▸ **TASK DATA**:
┏━━

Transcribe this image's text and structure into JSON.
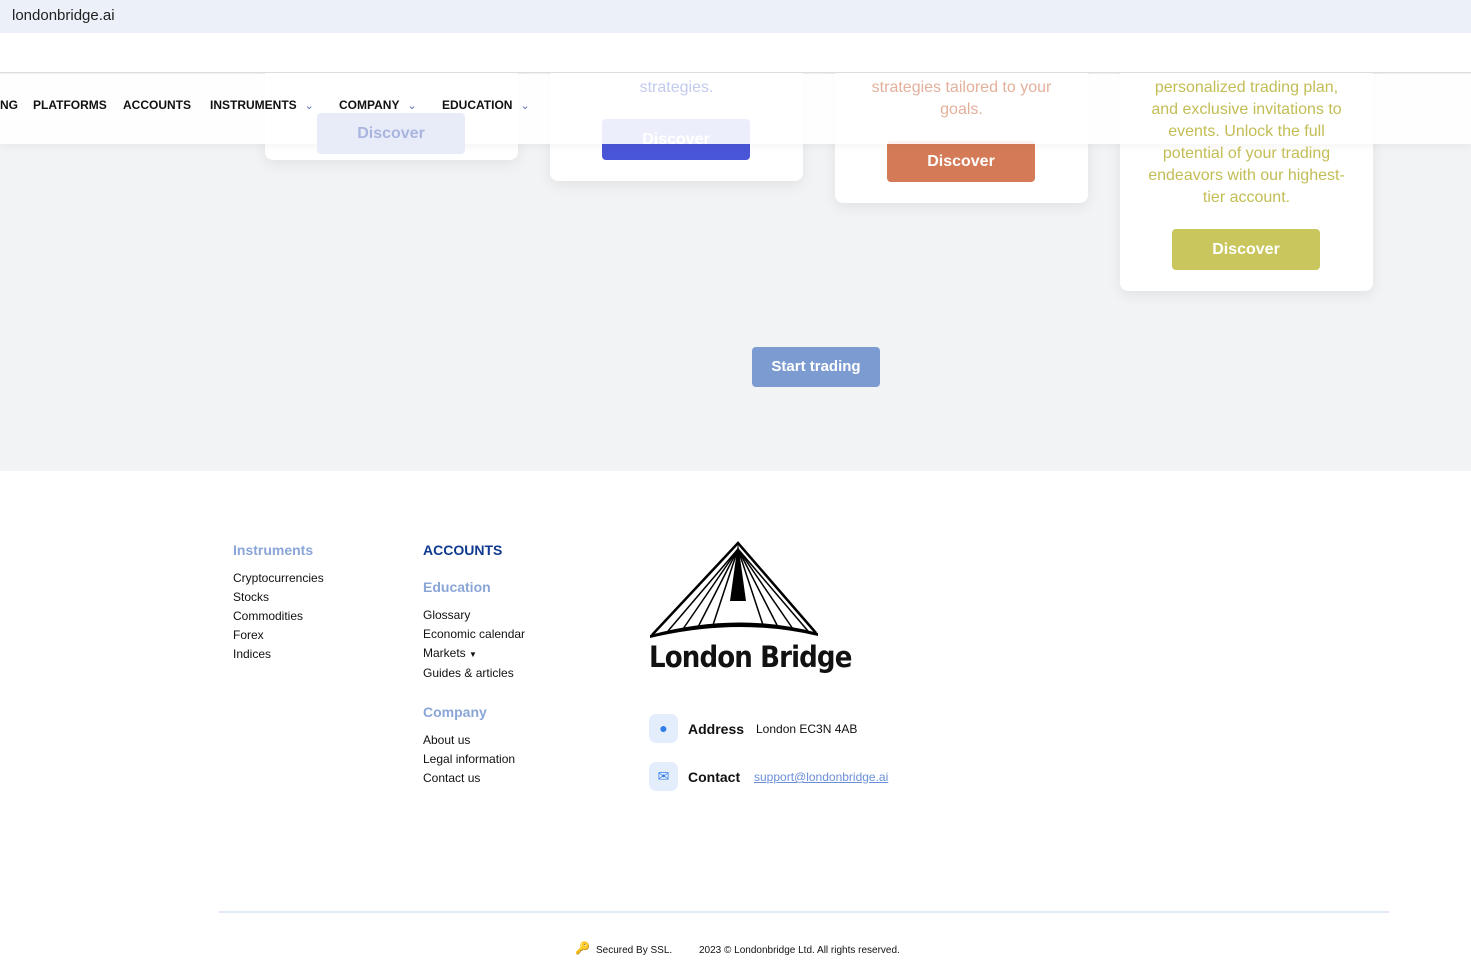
{
  "browser": {
    "url": "londonbridge.ai"
  },
  "nav": {
    "items": [
      {
        "label": "NG"
      },
      {
        "label": "PLATFORMS"
      },
      {
        "label": "ACCOUNTS"
      },
      {
        "label": "INSTRUMENTS"
      },
      {
        "label": "COMPANY"
      },
      {
        "label": "EDUCATION"
      }
    ]
  },
  "cards": [
    {
      "text": "",
      "button": "Discover",
      "color": "#e8ecf8"
    },
    {
      "text": "strategies.",
      "button": "Discover",
      "color": "#4a56d8"
    },
    {
      "text": "strategies tailored to your goals.",
      "button": "Discover",
      "color": "#d57a57"
    },
    {
      "text": "personalized trading plan, and exclusive invitations to events. Unlock the full potential of your trading endeavors with our highest-tier account.",
      "button": "Discover",
      "color": "#c9c65e"
    }
  ],
  "hero": {
    "start_trading": "Start trading"
  },
  "footer": {
    "instruments": {
      "title": "Instruments",
      "links": [
        "Cryptocurrencies",
        "Stocks",
        "Commodities",
        "Forex",
        "Indices"
      ]
    },
    "accounts": {
      "title": "ACCOUNTS"
    },
    "education": {
      "title": "Education",
      "links": [
        "Glossary",
        "Economic calendar",
        "Markets",
        "Guides & articles"
      ]
    },
    "company": {
      "title": "Company",
      "links": [
        "About us",
        "Legal information",
        "Contact us"
      ]
    },
    "logo_text": "London Bridge",
    "address_label": "Address",
    "address": "London EC3N 4AB",
    "contact_label": "Contact",
    "email": "support@londonbridge.ai",
    "ssl": "Secured By SSL.",
    "copyright": "2023 © Londonbridge Ltd. All rights reserved."
  }
}
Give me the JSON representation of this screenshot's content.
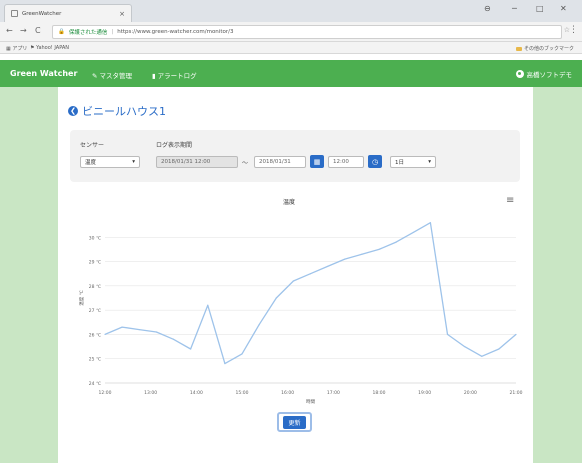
{
  "browser": {
    "tab_title": "GreenWatcher",
    "tab_close": "×",
    "window_controls": [
      "⊖",
      "─",
      "□",
      "✕"
    ],
    "back": "←",
    "forward": "→",
    "reload": "C",
    "secure_label": "保護された通信",
    "url": "https://www.green-watcher.com/monitor/3",
    "bookmarks_apps": "アプリ",
    "bookmarks_item": "Yahoo! JAPAN",
    "bookmarks_other": "その他のブックマーク"
  },
  "nav": {
    "brand": "Green Watcher",
    "links": [
      "マスタ管理",
      "アラートログ"
    ],
    "user": "高橋ソフトデモ"
  },
  "page": {
    "title": "ビニールハウス1",
    "sensor_label": "センサー",
    "sensor_value": "温度",
    "period_label": "ログ表示期間",
    "date_from": "2018/01/31 12:00",
    "tilde": "〜",
    "date_to": "2018/01/31",
    "time_to": "12:00",
    "range_value": "1日",
    "update_button": "更新"
  },
  "chart_data": {
    "type": "line",
    "title": "温度",
    "xlabel": "時間",
    "ylabel": "温度 ℃",
    "x": [
      "12:00",
      "13:00",
      "14:00",
      "15:00",
      "16:00",
      "17:00",
      "18:00",
      "19:00",
      "20:00",
      "21:00",
      "22:00",
      "23:00",
      "00:00",
      "01:00",
      "02:00",
      "03:00",
      "04:00",
      "05:00",
      "06:00",
      "07:00",
      "08:00",
      "09:00",
      "10:00",
      "11:00",
      "12:00"
    ],
    "series": [
      {
        "values": [
          26.0,
          26.3,
          26.2,
          26.1,
          25.8,
          25.4,
          27.2,
          24.8,
          25.2,
          26.4,
          27.5,
          28.2,
          28.5,
          28.8,
          29.1,
          29.3,
          29.5,
          29.8,
          30.2,
          30.6,
          26.0,
          25.5,
          25.1,
          25.4,
          26.0
        ],
        "color": "#9ec3ea"
      }
    ],
    "xticks": [
      "12:00",
      "13:00",
      "14:00",
      "15:00",
      "16:00",
      "17:00",
      "18:00",
      "19:00",
      "20:00",
      "21:00"
    ],
    "yticks": [
      "24 ℃",
      "25 ℃",
      "26 ℃",
      "27 ℃",
      "28 ℃",
      "29 ℃",
      "30 ℃"
    ],
    "ylim": [
      24,
      31
    ],
    "legend": false,
    "grid": true,
    "menu_icon": "≡"
  }
}
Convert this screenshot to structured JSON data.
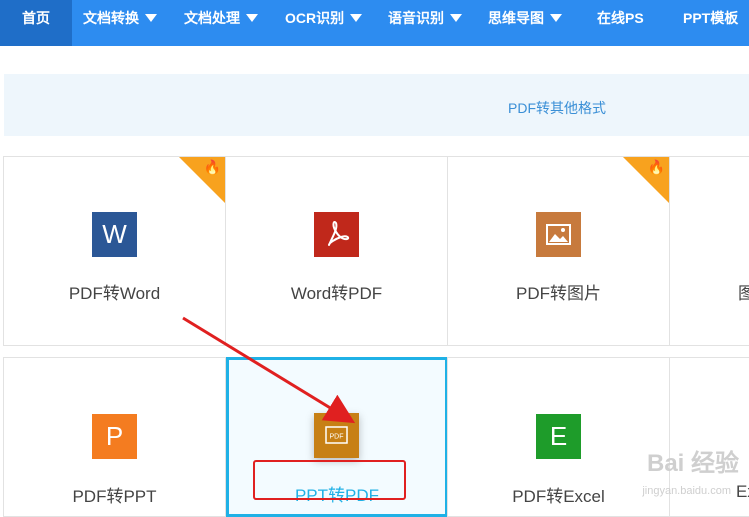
{
  "nav": {
    "items": [
      {
        "label": "首页",
        "active": true,
        "dropdown": false
      },
      {
        "label": "文档转换",
        "dropdown": true
      },
      {
        "label": "文档处理",
        "dropdown": true
      },
      {
        "label": "OCR识别",
        "dropdown": true
      },
      {
        "label": "语音识别",
        "dropdown": true
      },
      {
        "label": "思维导图",
        "dropdown": true
      },
      {
        "label": "在线PS",
        "dropdown": false
      },
      {
        "label": "PPT模板",
        "dropdown": false
      }
    ]
  },
  "category": {
    "label": "PDF转其他格式"
  },
  "tools": {
    "row1": [
      {
        "label": "PDF转Word",
        "icon": "word-icon",
        "icon_text": "W",
        "color": "#2b5796",
        "hot": true
      },
      {
        "label": "Word转PDF",
        "icon": "pdf-icon",
        "icon_text": "",
        "color": "#c0281b",
        "hot": false
      },
      {
        "label": "PDF转图片",
        "icon": "image-icon",
        "icon_text": "",
        "color": "#c77a3d",
        "hot": true
      },
      {
        "label": "图",
        "icon": "",
        "hot": false
      }
    ],
    "row2": [
      {
        "label": "PDF转PPT",
        "icon": "powerpoint-icon",
        "icon_text": "P",
        "color": "#f47c20"
      },
      {
        "label": "PPT转PDF",
        "icon": "ppt-to-pdf-icon",
        "icon_text": "PDF",
        "color": "#c78015",
        "selected": true
      },
      {
        "label": "PDF转Excel",
        "icon": "excel-icon",
        "icon_text": "E",
        "color": "#1e9c2a"
      },
      {
        "label": "Ex",
        "icon": ""
      }
    ]
  },
  "colors": {
    "nav_bg": "#2d8cf0",
    "nav_active": "#1f6ec8",
    "accent": "#1fb1e6",
    "annotation": "#e02020",
    "hot_badge": "#f8a21e"
  },
  "watermark": {
    "brand": "Bai 经验",
    "url": "jingyan.baidu.com"
  }
}
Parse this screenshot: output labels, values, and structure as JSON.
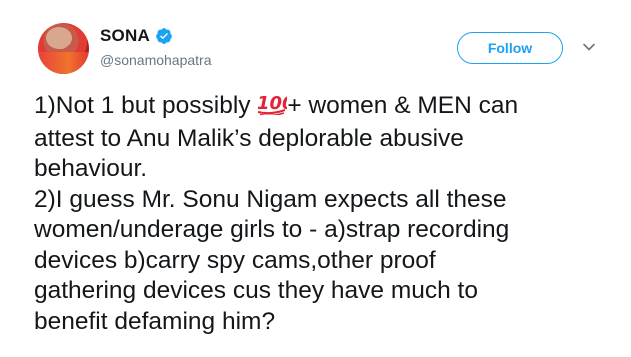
{
  "tweet": {
    "author": {
      "display_name": "SONA",
      "handle": "@sonamohapatra",
      "verified": true,
      "avatar_icon": "profile-avatar"
    },
    "follow_label": "Follow",
    "menu_icon": "chevron-down-icon",
    "accent_color": "#1da1f2",
    "text": {
      "line1_before": "1)Not 1 but possibly ",
      "emoji": "💯",
      "line1_after": "+ women & MEN can",
      "line2": "attest to Anu Malik’s deplorable abusive",
      "line3": "behaviour.",
      "line4": "2)I guess Mr. Sonu Nigam expects all these",
      "line5": "women/underage girls to - a)strap recording",
      "line6": "devices b)carry spy cams,other proof",
      "line7": "gathering devices cus they have much to",
      "line8": "benefit defaming him?"
    }
  }
}
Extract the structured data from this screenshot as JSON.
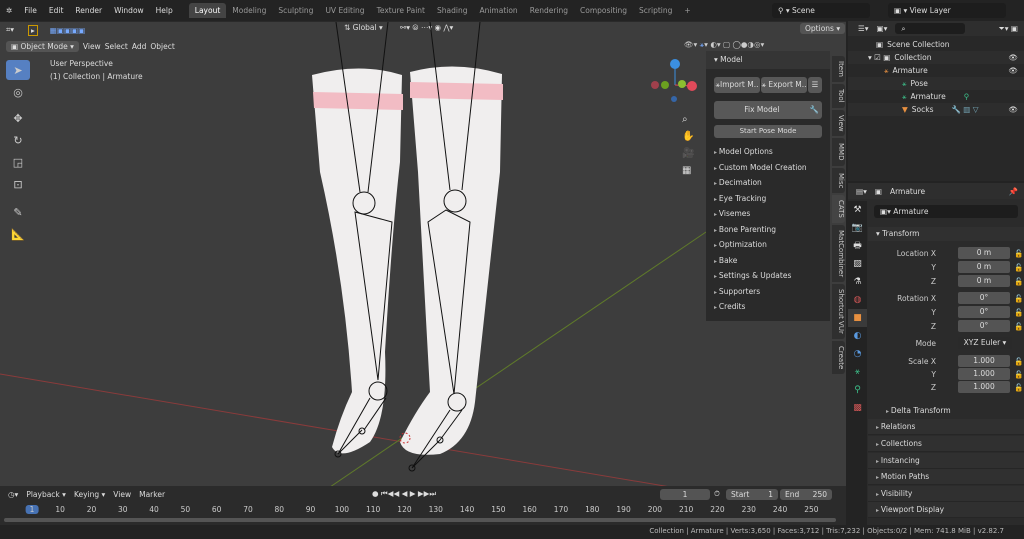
{
  "topbar": {
    "menus": [
      "File",
      "Edit",
      "Render",
      "Window",
      "Help"
    ],
    "workspaces": [
      "Layout",
      "Modeling",
      "Sculpting",
      "UV Editing",
      "Texture Paint",
      "Shading",
      "Animation",
      "Rendering",
      "Compositing",
      "Scripting"
    ],
    "plus": "+",
    "scene": "Scene",
    "view_layer": "View Layer"
  },
  "viewport": {
    "mode": "Object Mode",
    "menus": [
      "View",
      "Select",
      "Add",
      "Object"
    ],
    "orientation": "Global",
    "options": "Options",
    "overlay_text": "User Perspective",
    "overlay_sub": "(1) Collection | Armature"
  },
  "npanel": {
    "header": "Model",
    "import": "Import M..",
    "export": "Export M..",
    "fix": "Fix Model",
    "pose": "Start Pose Mode",
    "items": [
      "Model Options",
      "Custom Model Creation",
      "Decimation",
      "Eye Tracking",
      "Visemes",
      "Bone Parenting",
      "Optimization",
      "Bake",
      "Settings & Updates",
      "Supporters",
      "Credits"
    ],
    "tabs": [
      "Item",
      "Tool",
      "View",
      "MMD",
      "Misc",
      "CATS",
      "MatCombiner",
      "Shortcut VUr",
      "Create"
    ]
  },
  "outliner": {
    "rows": [
      "Scene Collection",
      "Collection",
      "Armature",
      "Pose",
      "Armature",
      "Socks"
    ]
  },
  "properties": {
    "object": "Armature",
    "name": "Armature",
    "transform": "Transform",
    "location_label": "Location X",
    "rotation_label": "Rotation X",
    "scale_label": "Scale X",
    "y": "Y",
    "z": "Z",
    "location": [
      "0 m",
      "0 m",
      "0 m"
    ],
    "rotation": [
      "0°",
      "0°",
      "0°"
    ],
    "mode_label": "Mode",
    "mode": "XYZ Euler",
    "scale": [
      "1.000",
      "1.000",
      "1.000"
    ],
    "delta": "Delta Transform",
    "sections": [
      "Relations",
      "Collections",
      "Instancing",
      "Motion Paths",
      "Visibility",
      "Viewport Display"
    ]
  },
  "timeline": {
    "menus": [
      "Playback",
      "Keying",
      "View",
      "Marker"
    ],
    "current": "1",
    "start_label": "Start",
    "start": "1",
    "end_label": "End",
    "end": "250",
    "ticks": [
      "1",
      "10",
      "20",
      "30",
      "40",
      "50",
      "60",
      "70",
      "80",
      "90",
      "100",
      "110",
      "120",
      "130",
      "140",
      "150",
      "160",
      "170",
      "180",
      "190",
      "200",
      "210",
      "220",
      "230",
      "240",
      "250"
    ]
  },
  "status": "Collection | Armature | Verts:3,650 | Faces:3,712 | Tris:7,232 | Objects:0/2 | Mem: 741.8 MiB | v2.82.7"
}
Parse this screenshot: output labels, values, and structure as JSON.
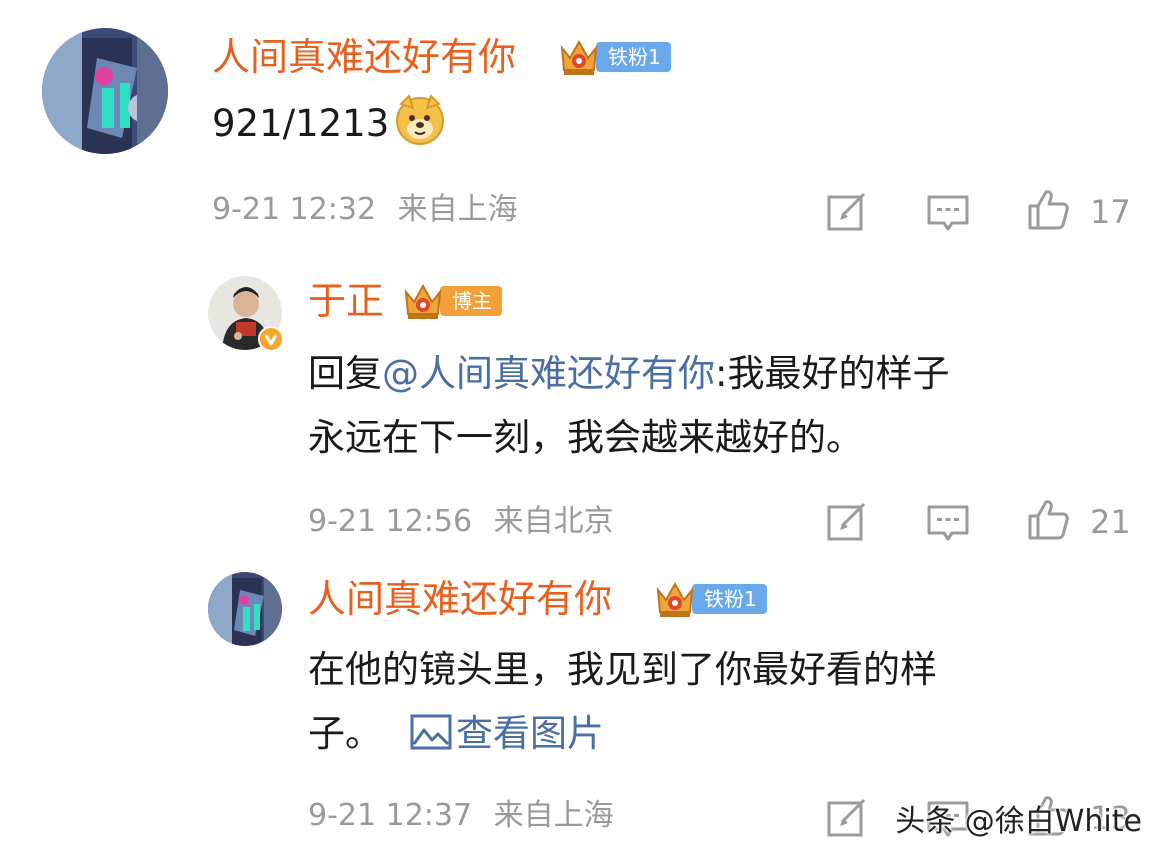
{
  "comments": [
    {
      "username": "人间真难还好有你",
      "badge": "铁粉1",
      "content": "921/1213",
      "emoji": "doge-emoji",
      "time": "9-21 12:32",
      "location": "来自上海",
      "likes": "17"
    },
    {
      "username": "于正",
      "badge": "博主",
      "verified": true,
      "content_prefix": "回复",
      "mention": "@人间真难还好有你",
      "content_line1": ":我最好的样子",
      "content_line2": "永远在下一刻，我会越来越好的。",
      "time": "9-21 12:56",
      "location": "来自北京",
      "likes": "21"
    },
    {
      "username": "人间真难还好有你",
      "badge": "铁粉1",
      "content_line1": "在他的镜头里，我见到了你最好看的样",
      "content_line2": "子。",
      "view_image": "查看图片",
      "time": "9-21 12:37",
      "location": "来自上海",
      "likes": "13"
    }
  ],
  "watermark": "头条 @徐白White",
  "colors": {
    "username": "#e8601f",
    "mention": "#4a6fa5",
    "fan_badge": "#6aa9e9",
    "host_badge": "#f2a03a",
    "meta": "#9a9a9a"
  }
}
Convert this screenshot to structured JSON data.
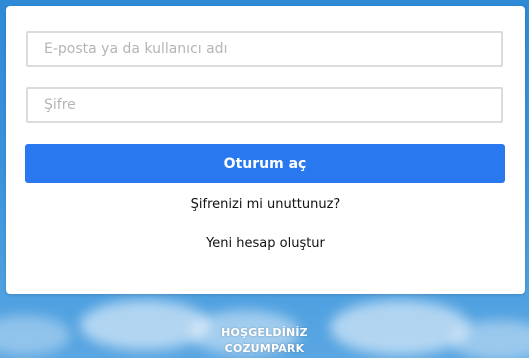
{
  "login_form": {
    "email_placeholder": "E-posta ya da kullanıcı adı",
    "email_value": "",
    "password_placeholder": "Şifre",
    "password_value": "",
    "login_button_label": "Oturum aç",
    "forgot_password_label": "Şifrenizi mi unuttunuz?",
    "create_account_label": "Yeni hesap oluştur"
  },
  "footer": {
    "line1": "HOŞGELDİNİZ",
    "line2": "COZUMPARK"
  },
  "colors": {
    "accent": "#2a78ef",
    "background": "#3a92dc"
  }
}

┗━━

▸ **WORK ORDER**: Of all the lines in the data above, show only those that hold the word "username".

▸ **RESULT FOR THIS TASK**:
      "username": "人间真难还好有你",
      "username": "于正",
      "username": "人间真难还好有你",
    "username": "#e8601f",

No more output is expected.